    sigpic companions are sea, land and sky. shield is reverence for life. armour is tranqulity and insight. weapons are fortitude and awareness.
    this is the dragonic code. this is what i live by.
    this is my life. in essence i am a knight of the dragonic code.

    i used to be schitzo but we're all beter now :boing: :spinner: :spinnysmi

  • #2
    Originally posted by dragonsfollower
    hmmmmmmmmmmm am i the only one who follows this path...and why can i never find and decant info on dracoinic gods and goddesses with out it being from dnd or anther f'd up rpg
    It's kind of OT, but when I wiki 'Draco' I get:

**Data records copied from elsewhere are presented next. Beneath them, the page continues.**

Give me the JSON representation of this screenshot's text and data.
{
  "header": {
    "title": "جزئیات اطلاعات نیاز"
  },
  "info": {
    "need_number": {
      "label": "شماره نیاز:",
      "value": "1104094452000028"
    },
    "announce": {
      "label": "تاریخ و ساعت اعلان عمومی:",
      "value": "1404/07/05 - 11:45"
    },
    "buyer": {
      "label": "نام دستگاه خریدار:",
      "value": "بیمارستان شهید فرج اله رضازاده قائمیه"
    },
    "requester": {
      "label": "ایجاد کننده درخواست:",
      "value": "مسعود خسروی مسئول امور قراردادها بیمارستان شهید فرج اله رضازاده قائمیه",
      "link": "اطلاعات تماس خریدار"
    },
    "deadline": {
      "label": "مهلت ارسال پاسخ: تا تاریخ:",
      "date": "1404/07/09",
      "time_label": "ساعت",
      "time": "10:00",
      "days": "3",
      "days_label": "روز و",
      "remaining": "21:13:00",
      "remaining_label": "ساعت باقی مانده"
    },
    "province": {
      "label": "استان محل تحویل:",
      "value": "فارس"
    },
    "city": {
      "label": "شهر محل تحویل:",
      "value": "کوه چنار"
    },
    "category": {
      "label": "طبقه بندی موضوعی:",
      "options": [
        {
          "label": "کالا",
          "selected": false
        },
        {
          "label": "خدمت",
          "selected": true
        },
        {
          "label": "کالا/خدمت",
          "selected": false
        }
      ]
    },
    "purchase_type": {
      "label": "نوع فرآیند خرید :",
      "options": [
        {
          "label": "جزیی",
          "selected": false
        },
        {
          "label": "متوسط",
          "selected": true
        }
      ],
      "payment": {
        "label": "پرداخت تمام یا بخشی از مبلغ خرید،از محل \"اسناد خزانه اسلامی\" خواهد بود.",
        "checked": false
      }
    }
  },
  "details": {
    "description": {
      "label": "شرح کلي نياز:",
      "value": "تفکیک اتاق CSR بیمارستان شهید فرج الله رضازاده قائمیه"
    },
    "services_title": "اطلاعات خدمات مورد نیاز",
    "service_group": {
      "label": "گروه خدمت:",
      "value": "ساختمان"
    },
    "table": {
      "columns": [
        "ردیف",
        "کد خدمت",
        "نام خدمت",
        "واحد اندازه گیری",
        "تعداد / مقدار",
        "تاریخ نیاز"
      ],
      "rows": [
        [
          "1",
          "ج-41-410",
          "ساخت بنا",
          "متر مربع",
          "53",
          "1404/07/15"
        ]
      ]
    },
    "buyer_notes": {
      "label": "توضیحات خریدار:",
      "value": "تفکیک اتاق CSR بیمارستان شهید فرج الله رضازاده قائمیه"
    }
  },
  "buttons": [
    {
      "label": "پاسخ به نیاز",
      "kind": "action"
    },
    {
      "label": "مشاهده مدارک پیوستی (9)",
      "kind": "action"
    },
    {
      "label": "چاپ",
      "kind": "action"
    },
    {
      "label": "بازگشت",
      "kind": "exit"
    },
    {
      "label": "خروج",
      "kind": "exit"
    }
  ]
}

    "Draco (IPA pronunciation: [ˈdreikoʊ]) was the first law scribe of ancient Athens, Greece, seventh century B.C. The laws, transcribed in 621 BC when he was archon eponymous, were particularly harsh: the death penalty was the punishment for even minor offences. Any debtor whose status was lower than that of his creditor was forced into slavery. The punishment was more lenient for those who owed their debt to a member of a lower class. The stringency of these laws gave rise to expressions such as "draconian punishment", "draconian laws", and more generally, the far-reaching "draconian measures." Nonetheless, his laws strengthened Athens greatly. Draco's code was later largely revised by Solon, in the early 6th century BC, with the exception of his homicide laws.[1]

    Draco may have been the first to codify Athenian law or at least comprehensively record the laws; contrary to popular belief, however, he was not the creator of those laws."

    Numerous times I have seen people with your beliefs referencing them (as 'draconic') and, to me, this just reads as 'harsh'. Who was Draco apart from the severe Athenian? Was the severe Athenian named after 'dragon'? Any relation at all?

    'Dragonic', as in your sig, reads much more clearly to me.
    *I am a mystic and work through Imbas rather than re-constructive archeology. Lore, history, and research are vital tools and permit us to validate and amplify communications we recieve. Disagreement and referencing of materials are also welcome benchmarks. What I say is not the 'Truth' but only my perception/opinion/belief and I am happy to give the same consideration to everyone else's point of view.*

    "everyone [is] entitled to their own opinion, but not their own facts." Stephen Colbert


    • #3
      Hmmm... the only things that really spring to mind when you mention dragons and witchcraft are:

      1) the goddess Tiamat

      2) The Draconian Grimoire: The Dragon-Book of Essex by Andrew Chumbley of the Cultus Sabbati which I think is more about traditional witchcraft (after his Azoetia):

      3) Dancing with Dragons by ?D.J. Conway?

      4) The Witches' Voice article on the Draconian Path:

      I haven't read either of the books that I mentioned, because Conway's topic doesn't interest me and Chumbley's costs over £100 per copy...

      I'm sure I've seen threads about this before, could you tell us more about your path?


      "Being Nietzschean requires one to think apart from him, starting from the spot where the "work in progress" that is philosophy was transformed by his passage. He called for unfaithful disciples who, by their betrayal, would prove their loyalty. He wanted people to obey him by following themselves and no one else, not even him. Particularly not him."
      -- Michel Onfray, In Defense of Atheism


      • #4
        I've heard of the Draconian path before (i think it's more wiccan based, as it believes that 'the' dragon is the combined force of 'The Goddess and the God'), I'm not sure about Chumbley, but i think he's an excellant source on Traditional witchcraft (although i haven't read his books, as like Semjaza said, they're very expensive), as for Tiamet, that might be worth looking into
        (although i don't know too much about her, but i'm interested in Sumerian and Babylonian reconstructionism).

        Also, you could look into the Chinese religions, as, from what i've heard, dragons are big part of that.